[Dataset excerpts]:
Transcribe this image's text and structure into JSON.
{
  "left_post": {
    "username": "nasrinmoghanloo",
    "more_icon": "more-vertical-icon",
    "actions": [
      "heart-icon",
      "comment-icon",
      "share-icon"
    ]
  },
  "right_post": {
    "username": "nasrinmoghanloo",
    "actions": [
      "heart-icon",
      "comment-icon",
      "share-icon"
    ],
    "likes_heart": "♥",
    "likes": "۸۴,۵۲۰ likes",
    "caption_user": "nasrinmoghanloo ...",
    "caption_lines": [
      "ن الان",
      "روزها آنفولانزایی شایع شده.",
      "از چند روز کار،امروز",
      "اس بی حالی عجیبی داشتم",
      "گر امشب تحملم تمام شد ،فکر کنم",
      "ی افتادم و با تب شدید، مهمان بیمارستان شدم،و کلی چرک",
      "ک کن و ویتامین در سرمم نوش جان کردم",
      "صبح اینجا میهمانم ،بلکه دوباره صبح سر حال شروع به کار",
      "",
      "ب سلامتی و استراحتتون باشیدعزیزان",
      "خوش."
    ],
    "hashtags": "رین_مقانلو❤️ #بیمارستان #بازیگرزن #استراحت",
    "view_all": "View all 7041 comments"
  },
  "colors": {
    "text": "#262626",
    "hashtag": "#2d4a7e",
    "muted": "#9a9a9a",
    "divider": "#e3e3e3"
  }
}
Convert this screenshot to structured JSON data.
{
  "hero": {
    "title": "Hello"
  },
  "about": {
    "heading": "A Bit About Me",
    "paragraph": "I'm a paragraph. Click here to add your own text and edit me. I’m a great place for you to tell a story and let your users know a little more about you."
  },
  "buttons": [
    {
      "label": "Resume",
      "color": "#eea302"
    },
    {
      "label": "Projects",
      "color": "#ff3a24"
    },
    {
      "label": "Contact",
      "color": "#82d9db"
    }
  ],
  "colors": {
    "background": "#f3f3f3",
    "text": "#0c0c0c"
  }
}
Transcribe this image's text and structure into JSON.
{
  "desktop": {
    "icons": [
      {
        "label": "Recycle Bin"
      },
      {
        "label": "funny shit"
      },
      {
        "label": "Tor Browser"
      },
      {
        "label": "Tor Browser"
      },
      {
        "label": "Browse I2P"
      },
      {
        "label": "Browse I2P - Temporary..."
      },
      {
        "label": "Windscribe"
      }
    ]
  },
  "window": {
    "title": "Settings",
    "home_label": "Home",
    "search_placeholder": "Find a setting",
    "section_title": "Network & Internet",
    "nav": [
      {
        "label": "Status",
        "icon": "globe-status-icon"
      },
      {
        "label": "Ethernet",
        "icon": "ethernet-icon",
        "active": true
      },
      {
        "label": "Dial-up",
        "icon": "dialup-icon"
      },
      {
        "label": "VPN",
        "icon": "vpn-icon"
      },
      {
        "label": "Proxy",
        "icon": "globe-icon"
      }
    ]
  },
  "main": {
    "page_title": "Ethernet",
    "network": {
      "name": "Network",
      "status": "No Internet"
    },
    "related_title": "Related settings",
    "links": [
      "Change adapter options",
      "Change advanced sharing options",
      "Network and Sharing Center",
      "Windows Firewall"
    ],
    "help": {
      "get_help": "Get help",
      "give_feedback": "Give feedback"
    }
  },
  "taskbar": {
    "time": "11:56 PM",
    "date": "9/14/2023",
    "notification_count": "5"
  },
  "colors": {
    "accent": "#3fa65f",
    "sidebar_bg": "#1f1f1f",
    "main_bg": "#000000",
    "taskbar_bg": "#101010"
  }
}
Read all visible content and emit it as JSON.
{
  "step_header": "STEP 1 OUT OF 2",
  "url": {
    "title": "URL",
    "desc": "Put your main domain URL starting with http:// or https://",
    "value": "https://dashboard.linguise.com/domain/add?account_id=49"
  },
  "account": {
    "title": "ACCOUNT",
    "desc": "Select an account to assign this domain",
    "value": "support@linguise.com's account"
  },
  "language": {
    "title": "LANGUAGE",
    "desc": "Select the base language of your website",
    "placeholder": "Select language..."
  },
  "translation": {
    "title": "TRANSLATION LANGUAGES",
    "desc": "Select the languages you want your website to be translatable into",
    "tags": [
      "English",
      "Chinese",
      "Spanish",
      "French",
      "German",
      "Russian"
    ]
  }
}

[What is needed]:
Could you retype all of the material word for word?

[Solution]:
Transcribe this image's text and structure into JSON.
{
  "left_post": {
    "username": "nasrinmoghanloo",
    "more_icon": "more-vertical-icon",
    "actions": [
      "heart-icon",
      "comment-icon",
      "share-icon"
    ]
  },
  "right_post": {
    "username": "nasrinmoghanloo",
    "actions": [
      "heart-icon",
      "comment-icon",
      "share-icon"
    ],
    "likes_heart": "♥",
    "likes": "۸۴,۵۲۰ likes",
    "caption_user": "nasrinmoghanloo ...",
    "caption_lines": [
      "ن الان",
      "روزها آنفولانزایی شایع شده.",
      "از چند روز کار،امروز",
      "اس بی حالی عجیبی داشتم",
      "گر امشب تحملم تمام شد ،فکر کنم",
      "ی افتادم و با تب شدید، مهمان بیمارستان شدم،و کلی چرک",
      "ک کن و ویتامین در سرمم نوش جان کردم",
      "صبح اینجا میهمانم ،بلکه دوباره صبح سر حال شروع به کار",
      "",
      "ب سلامتی و استراحتتون باشیدعزیزان",
      "خوش."
    ],
    "hashtags": "رین_مقانلو❤️ #بیمارستان #بازیگرزن #استراحت",
    "view_all": "View all 7041 comments"
  },
  "colors": {
    "text": "#262626",
    "hashtag": "#2d4a7e",
    "muted": "#9a9a9a",
    "divider": "#e3e3e3"
  }
}
Convert this screenshot to structured JSON data.
{
  "hero": {
    "title": "Hello"
  },
  "about": {
    "heading": "A Bit About Me",
    "paragraph": "I'm a paragraph. Click here to add your own text and edit me. I’m a great place for you to tell a story and let your users know a little more about you."
  },
  "buttons": [
    {
      "label": "Resume",
      "color": "#eea302"
    },
    {
      "label": "Projects",
      "color": "#ff3a24"
    },
    {
      "label": "Contact",
      "color": "#82d9db"
    }
  ],
  "colors": {
    "background": "#f3f3f3",
    "text": "#0c0c0c"
  }
}
Transcribe this image's text and structure into JSON.
{
  "desktop": {
    "icons": [
      {
        "label": "Recycle Bin"
      },
      {
        "label": "funny shit"
      },
      {
        "label": "Tor Browser"
      },
      {
        "label": "Tor Browser"
      },
      {
        "label": "Browse I2P"
      },
      {
        "label": "Browse I2P - Temporary..."
      },
      {
        "label": "Windscribe"
      }
    ]
  },
  "window": {
    "title": "Settings",
    "home_label": "Home",
    "search_placeholder": "Find a setting",
    "section_title": "Network & Internet",
    "nav": [
      {
        "label": "Status",
        "icon": "globe-status-icon"
      },
      {
        "label": "Ethernet",
        "icon": "ethernet-icon",
        "active": true
      },
      {
        "label": "Dial-up",
        "icon": "dialup-icon"
      },
      {
        "label": "VPN",
        "icon": "vpn-icon"
      },
      {
        "label": "Proxy",
        "icon": "globe-icon"
      }
    ]
  },
  "main": {
    "page_title": "Ethernet",
    "network": {
      "name": "Network",
      "status": "No Internet"
    },
    "related_title": "Related settings",
    "links": [
      "Change adapter options",
      "Change advanced sharing options",
      "Network and Sharing Center",
      "Windows Firewall"
    ],
    "help": {
      "get_help": "Get help",
      "give_feedback": "Give feedback"
    }
  },
  "taskbar": {
    "time": "11:56 PM",
    "date": "9/14/2023",
    "notification_count": "5"
  },
  "colors": {
    "accent": "#3fa65f",
    "sidebar_bg": "#1f1f1f",
    "main_bg": "#000000",
    "taskbar_bg": "#101010"
  }
}
Read all visible content and emit it as JSON.
{
  "step_header": "STEP 1 OUT OF 2",
  "url": {
    "title": "URL",
    "desc": "Put your main domain URL starting with http:// or https://",
    "value": "https://dashboard.linguise.com/domain/add?account_id=49"
  },
  "account": {
    "title": "ACCOUNT",
    "desc": "Select an account to assign this domain",
    "value": "support@linguise.com's account"
  },
  "language": {
    "title": "LANGUAGE",
    "desc": "Select the base language of your website",
    "placeholder": "Select language..."
  },
  "translation": {
    "title": "TRANSLATION LANGUAGES",
    "desc": "Select the languages you want your website to be translatable into",
    "tags": [
      "English",
      "Chinese",
      "Spanish",
      "French",
      "German",
      "Russian"
    ]
  }
}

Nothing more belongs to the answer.